_Task item:_ Write out the whole listing, matching it exactly.

_Extracted information:_
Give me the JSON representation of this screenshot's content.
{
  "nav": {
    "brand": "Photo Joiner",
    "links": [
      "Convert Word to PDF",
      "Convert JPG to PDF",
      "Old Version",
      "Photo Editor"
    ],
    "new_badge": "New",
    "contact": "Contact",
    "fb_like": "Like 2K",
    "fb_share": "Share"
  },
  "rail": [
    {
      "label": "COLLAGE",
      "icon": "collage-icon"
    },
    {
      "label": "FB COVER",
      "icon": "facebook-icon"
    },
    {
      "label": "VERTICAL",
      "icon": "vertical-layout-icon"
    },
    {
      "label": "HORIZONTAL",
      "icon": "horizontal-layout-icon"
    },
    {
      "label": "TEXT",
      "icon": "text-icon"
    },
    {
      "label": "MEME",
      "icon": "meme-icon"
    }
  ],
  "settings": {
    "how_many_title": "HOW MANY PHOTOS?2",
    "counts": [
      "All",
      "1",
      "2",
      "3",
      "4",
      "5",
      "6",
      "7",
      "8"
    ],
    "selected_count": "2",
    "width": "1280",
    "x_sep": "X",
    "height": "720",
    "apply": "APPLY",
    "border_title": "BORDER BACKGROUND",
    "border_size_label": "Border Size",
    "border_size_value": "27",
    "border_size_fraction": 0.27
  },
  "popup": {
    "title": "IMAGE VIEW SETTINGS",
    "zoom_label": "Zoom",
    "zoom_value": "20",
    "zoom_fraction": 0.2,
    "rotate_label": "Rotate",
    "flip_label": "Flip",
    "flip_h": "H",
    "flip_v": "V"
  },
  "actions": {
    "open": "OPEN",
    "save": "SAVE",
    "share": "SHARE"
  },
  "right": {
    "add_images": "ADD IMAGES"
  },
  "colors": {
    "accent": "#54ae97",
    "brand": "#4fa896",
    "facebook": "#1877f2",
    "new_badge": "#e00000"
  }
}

_Task answer:_
Give me the JSON representation of this screenshot's content.
{
  "nav": {
    "brand": "Photo Joiner",
    "links": [
      "Convert Word to PDF",
      "Convert JPG to PDF",
      "Old Version",
      "Photo Editor"
    ],
    "new_badge": "New",
    "contact": "Contact",
    "fb_like": "Like 2K",
    "fb_share": "Share"
  },
  "rail": [
    {
      "label": "COLLAGE",
      "icon": "collage-icon"
    },
    {
      "label": "FB COVER",
      "icon": "facebook-icon"
    },
    {
      "label": "VERTICAL",
      "icon": "vertical-layout-icon"
    },
    {
      "label": "HORIZONTAL",
      "icon": "horizontal-layout-icon"
    },
    {
      "label": "TEXT",
      "icon": "text-icon"
    },
    {
      "label": "MEME",
      "icon": "meme-icon"
    }
  ],
  "settings": {
    "how_many_title": "HOW MANY PHOTOS?2",
    "counts": [
      "All",
      "1",
      "2",
      "3",
      "4",
      "5",
      "6",
      "7",
      "8"
    ],
    "selected_count": "2",
    "width": "1280",
    "x_sep": "X",
    "height": "720",
    "apply": "APPLY",
    "border_title": "BORDER BACKGROUND",
    "border_size_label": "Border Size",
    "border_size_value": "27",
    "border_size_fraction": 0.27
  },
  "popup": {
    "title": "IMAGE VIEW SETTINGS",
    "zoom_label": "Zoom",
    "zoom_value": "20",
    "zoom_fraction": 0.2,
    "rotate_label": "Rotate",
    "flip_label": "Flip",
    "flip_h": "H",
    "flip_v": "V"
  },
  "actions": {
    "open": "OPEN",
    "save": "SAVE",
    "share": "SHARE"
  },
  "right": {
    "add_images": "ADD IMAGES"
  },
  "colors": {
    "accent": "#54ae97",
    "brand": "#4fa896",
    "facebook": "#1877f2",
    "new_badge": "#e00000"
  }
}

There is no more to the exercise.